KOM has 11 points remaining on offer. 1 for the Cat 4 climb on the last stage, and 10 for La Planche Des Belles Filles in tomorrow’s ITT. Carapaz leads Pogacar by 2 points and Roglic by 7. Hirschi is mathematically eliminated. Carapaz has a bigger advantage than you’d think, however, because he’s not overly worried about his overall time in the ITT. The mountain points are calculated strictly based on the time taken on the climb itself, so Carapaz sitting in 13th, 4:30 away from 12th and over 10 minutes ahead of 14th (and who really cares about 13th vs 14th anyways?) can soft-pedal the 30km to the base of the climb and blast up the mountain. Roglic and Pogacar will be measuring their efforts for the best overall time. Roglic won’t even be thinking about mountain points. I’m sure Pogacar wants the polkadots, but he wants yellow a whole lot more even if the chances of yellow are very slim indeed. He also recently beat Roglic in the Slovenian TT championship, so he’ll be thinking of a possible stage win as well. Plus he’s already got the consolation prize of the white jersey. His stage strategy will not consider mountain points at all either.

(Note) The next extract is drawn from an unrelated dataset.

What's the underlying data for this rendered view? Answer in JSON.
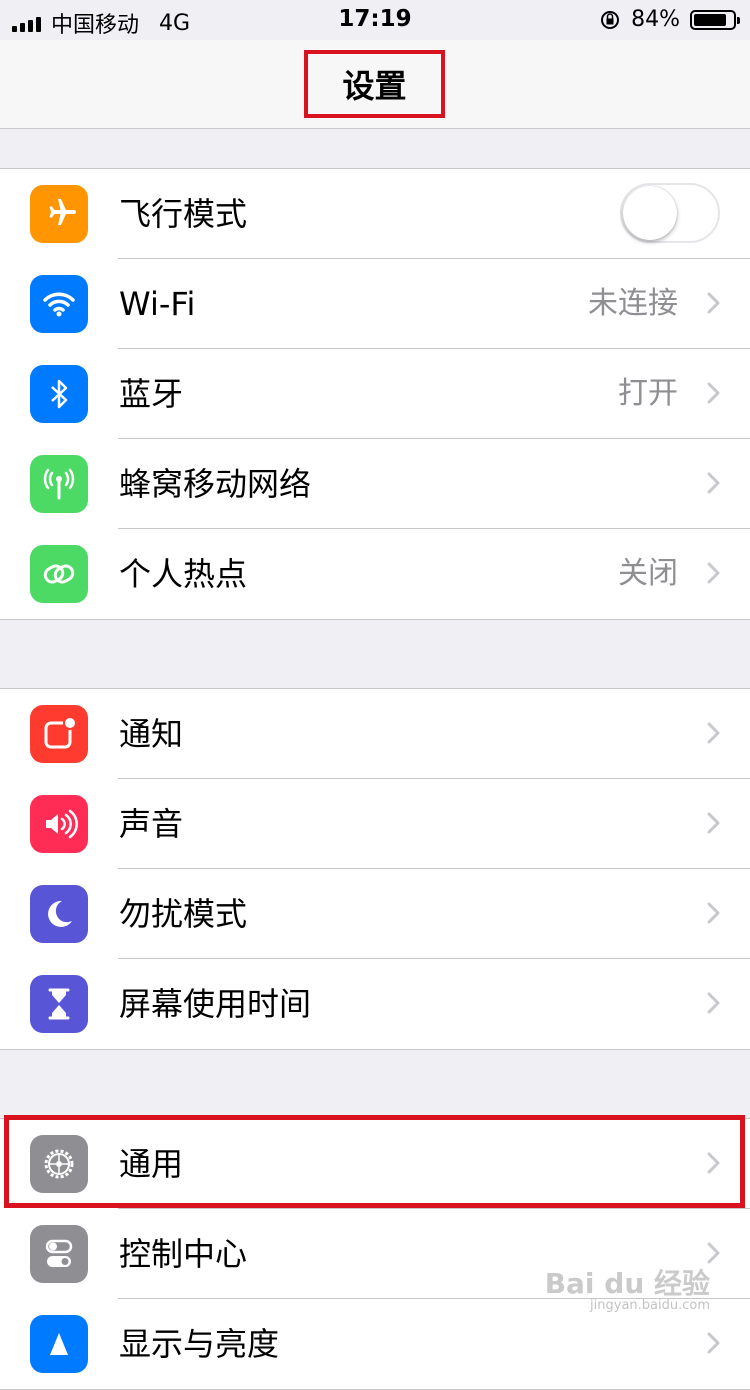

Finally, Carapaz is a really, really good climber. I mean, he won the freaking Giro last year. A single Cat 1 climb that he cares about more than anyone else? I wouldn’t bet against him taking maximum points, particularly in the circumstances.

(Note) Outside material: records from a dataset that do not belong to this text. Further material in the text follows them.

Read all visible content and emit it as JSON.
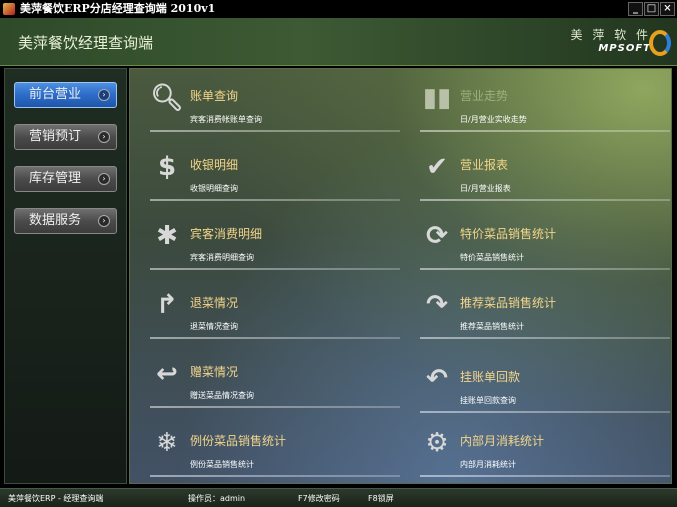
{
  "window": {
    "title": "美萍餐饮ERP分店经理查询端 2010v1",
    "controls": [
      "_",
      "□",
      "×"
    ]
  },
  "header": {
    "title": "美萍餐饮经理查询端",
    "brand_cn": "美 萍 软 件",
    "brand_en": "MPSOFT"
  },
  "sidebar": {
    "items": [
      {
        "label": "前台营业",
        "active": true
      },
      {
        "label": "营销预订",
        "active": false
      },
      {
        "label": "库存管理",
        "active": false
      },
      {
        "label": "数据服务",
        "active": false
      }
    ]
  },
  "main": {
    "items": [
      {
        "title": "账单查询",
        "subtitle": "宾客消费帐账单查询",
        "icon": "search-icon"
      },
      {
        "title": "营业走势",
        "subtitle": "日/月营业实收走势",
        "icon": "bar-chart-icon"
      },
      {
        "title": "收银明细",
        "subtitle": "收银明细查询",
        "icon": "dollar-icon"
      },
      {
        "title": "营业报表",
        "subtitle": "日/月营业报表",
        "icon": "checkmark-icon"
      },
      {
        "title": "宾客消费明细",
        "subtitle": "宾客消费明细查询",
        "icon": "asterisk-icon"
      },
      {
        "title": "特价菜品销售统计",
        "subtitle": "特价菜品销售统计",
        "icon": "refresh-icon"
      },
      {
        "title": "退菜情况",
        "subtitle": "退菜情况查询",
        "icon": "return-arrow-icon"
      },
      {
        "title": "推荐菜品销售统计",
        "subtitle": "推荐菜品销售统计",
        "icon": "redo-arrow-icon"
      },
      {
        "title": "赠菜情况",
        "subtitle": "赠送菜品情况查询",
        "icon": "undo-down-icon"
      },
      {
        "title": "挂账单回款",
        "subtitle": "挂账单回款查询",
        "icon": "curved-back-icon"
      },
      {
        "title": "例份菜品销售统计",
        "subtitle": "例份菜品销售统计",
        "icon": "snowflake-icon"
      },
      {
        "title": "内部月消耗统计",
        "subtitle": "内部月消耗统计",
        "icon": "gear-icon"
      }
    ]
  },
  "statusbar": {
    "app": "美萍餐饮ERP - 经理查询端",
    "operator": "操作员：admin",
    "f7": "F7修改密码",
    "f8": "F8锁屏"
  }
}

Thanks Gorsnak! That’s the info I was interested in, but too lazy to research myself.
Do they do the ITT in any particular order? (if they send a slow cyclist early they could get passed). What’s the gap between starts?

Thnaks,
Brian

They start in reverse order of standings. 1:30 gap between starts. Each rider is really only racing the man ahead and the man behind. Over 36km, no one is catching the rider ahead/being overtaken unless he has a mechanical or is having a really crappy day.

It’s actually not uncommon for riders to be passed on the road, especially in grand tour ITTs where one rider is trying for the best time and the next is trying to save energy for tomorrow.

And we seem to have some drama in the GC rankings. Porte may be overhauling Superman Lopez for 3rd, and Pogacar is eating into Roglic’s lead on the flat section. Meanwhile Tom Dumoulin looks to be riding to a stage win, which surprises me not in the least.

Biting nails here. Wasn’t expecting this.

Pogacar seems to be through. 45 seconds ahead now (in the virtual general ranking). Wow, I had never thought.